Tuesday, 25 February 2014

We Stand Together Daily Fact #2

Daily Fact #2 
Compared to other Canadians, First Nations People’s homes are 90 times more likely to be without running water, and currently 90 First Nations communities cannot drink the water that comes out of their taps.

Water issues in First Nations communities
Access to clean water is usually considered  a problem present only in developing countries, but for some families in Canada, this is a very real issue. Lack of proper infrastructure in First Nations communities has resulted in conditions usually seen only in developing communities. More than 3,000 homes on reserves across Canada lack running water. Two out of five of these homes are in Manitoba. In the Island Lake area of Manitoba, some Aboriginal families subsist on 10 litres of treated water a day per person, plus another 20 litres of untreated river water for laundry. The United Nations considers 50 litres per person the minimum to meet basic needs!
Even when Aboriginal communities have access to running water, it may not be clean enough to drink. Of the more than 600 First Nations communities south of 60 degrees parallel, 90 had a drinking water advisory as of December 31, 2013.


  1. Wow its so surprising that its ninety times more likely to have running water in there home.
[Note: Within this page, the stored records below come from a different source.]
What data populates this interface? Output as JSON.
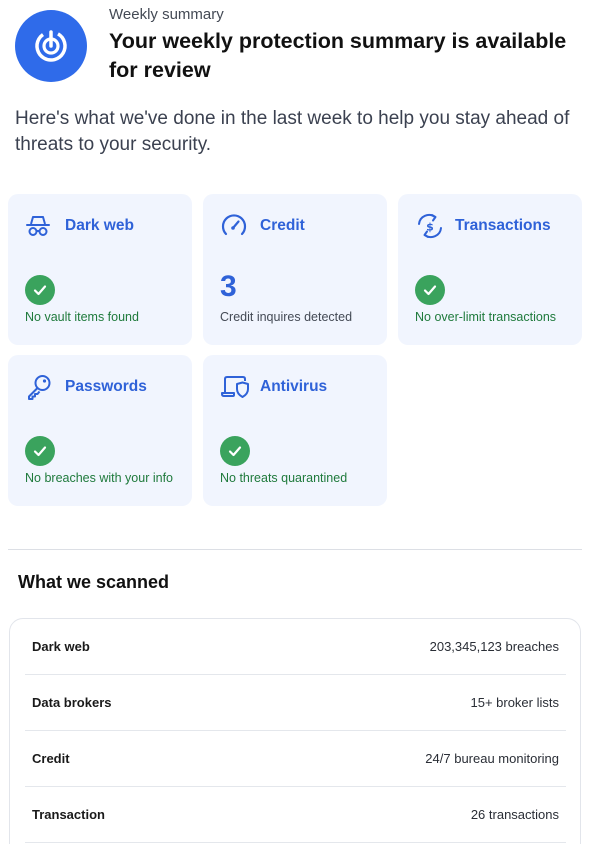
{
  "header": {
    "kicker": "Weekly summary",
    "title": "Your weekly protection summary is available for review",
    "logo_icon": "shield-power-icon"
  },
  "intro": "Here's what we've done in the last week to help you stay ahead of threats to your security.",
  "cards": [
    {
      "title": "Dark web",
      "icon": "spy-icon",
      "status": "No vault items found",
      "indicator": "check"
    },
    {
      "title": "Credit",
      "icon": "gauge-icon",
      "value": "3",
      "status": "Credit inquires detected",
      "indicator": "number"
    },
    {
      "title": "Transactions",
      "icon": "dollar-exchange-icon",
      "status": "No over-limit transactions",
      "indicator": "check"
    },
    {
      "title": "Passwords",
      "icon": "key-icon",
      "status": "No breaches with your info",
      "indicator": "check"
    },
    {
      "title": "Antivirus",
      "icon": "laptop-shield-icon",
      "status": "No threats quarantined",
      "indicator": "check"
    }
  ],
  "scanned": {
    "title": "What we scanned",
    "rows": [
      {
        "label": "Dark web",
        "value": "203,345,123 breaches"
      },
      {
        "label": "Data brokers",
        "value": "15+ broker lists"
      },
      {
        "label": "Credit",
        "value": "24/7 bureau monitoring"
      },
      {
        "label": "Transaction",
        "value": "26 transactions"
      }
    ]
  },
  "colors": {
    "brand_blue": "#2f6bea",
    "card_bg": "#f1f5fe",
    "success_green": "#3aa35d",
    "status_text_green": "#1f7a3c"
  }
}
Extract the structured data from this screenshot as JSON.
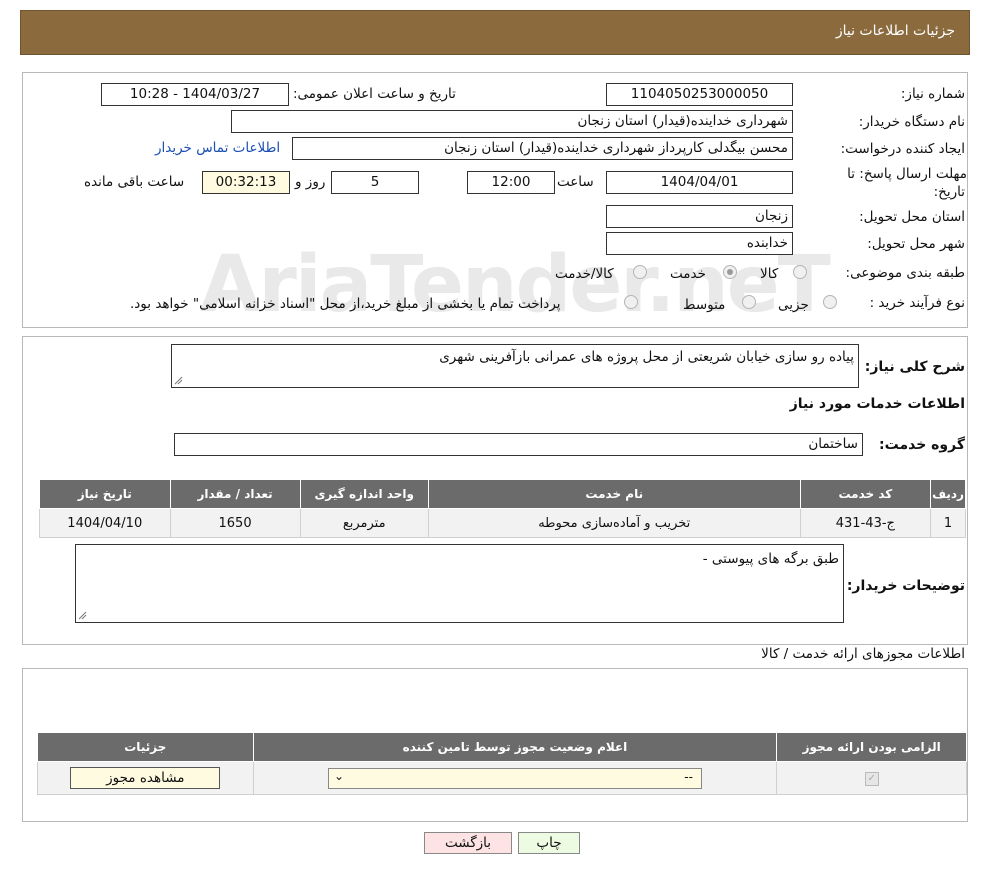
{
  "header": {
    "title": "جزئیات اطلاعات نیاز"
  },
  "form": {
    "need_number_label": "شماره نیاز:",
    "need_number": "1104050253000050",
    "announce_label": "تاریخ و ساعت اعلان عمومی:",
    "announce_value": "1404/03/27 - 10:28",
    "buyer_org_label": "نام دستگاه خریدار:",
    "buyer_org": "شهرداری خداینده(قیدار) استان زنجان",
    "creator_label": "ایجاد کننده درخواست:",
    "creator": "محسن بیگدلی کارپرداز شهرداری خداینده(قیدار) استان زنجان",
    "contact_link": "اطلاعات تماس خریدار",
    "deadline_label_1": "مهلت ارسال پاسخ: تا",
    "deadline_label_2": "تاریخ:",
    "deadline_date": "1404/04/01",
    "time_label": "ساعت",
    "deadline_time": "12:00",
    "days_value": "5",
    "days_label": "روز و",
    "remaining_time": "00:32:13",
    "remaining_label": "ساعت باقی مانده",
    "province_label": "استان محل تحویل:",
    "province": "زنجان",
    "city_label": "شهر محل تحویل:",
    "city": "خدابنده",
    "category_label": "طبقه بندی موضوعی:",
    "category_options": [
      "کالا",
      "خدمت",
      "کالا/خدمت"
    ],
    "category_selected": "خدمت",
    "process_label": "نوع فرآیند خرید :",
    "process_options": [
      "جزیی",
      "متوسط"
    ],
    "process_note": "پرداخت تمام یا بخشی از مبلغ خرید،از محل \"اسناد خزانه اسلامی\" خواهد بود."
  },
  "description": {
    "label": "شرح کلی نیاز:",
    "value": "پیاده رو سازی خیابان شریعتی از محل پروژه های عمرانی بازآفرینی شهری"
  },
  "services": {
    "title": "اطلاعات خدمات مورد نیاز",
    "group_label": "گروه خدمت:",
    "group_value": "ساختمان",
    "columns": [
      "ردیف",
      "کد خدمت",
      "نام خدمت",
      "واحد اندازه گیری",
      "تعداد / مقدار",
      "تاریخ نیاز"
    ],
    "rows": [
      [
        "1",
        "ج-43-431",
        "تخریب و آماده‌سازی محوطه",
        "مترمربع",
        "1650",
        "1404/04/10"
      ]
    ]
  },
  "buyer_notes": {
    "label": "توضیحات خریدار:",
    "value": "طبق برگه های پیوستی -"
  },
  "permits": {
    "title": "اطلاعات مجوزهای ارائه خدمت / کالا",
    "columns": [
      "الزامی بودن ارائه مجوز",
      "اعلام وضعیت مجوز توسط تامین کننده",
      "جزئیات"
    ],
    "select_value": "--",
    "view_button": "مشاهده مجوز"
  },
  "buttons": {
    "print": "چاپ",
    "back": "بازگشت"
  },
  "watermark": "AriaTender.neT",
  "colors": {
    "header_bg": "#8b6a3e",
    "table_header": "#6b6b6b",
    "link": "#1a4fb4",
    "back_btn": "#fde3e3",
    "print_btn": "#eefbe3"
  }
}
There was probably a lot of people dying or dehydration

  2. I learned that first nation communities could not even drink from there water taps even if they had them.

  3. i was not aware of the things that are still going on. this unfair even after the first nasons movement. 90 is a nufer to tack a life we must help tack a stand!

  4. I feel so lucky now so very lucky to have running water in my house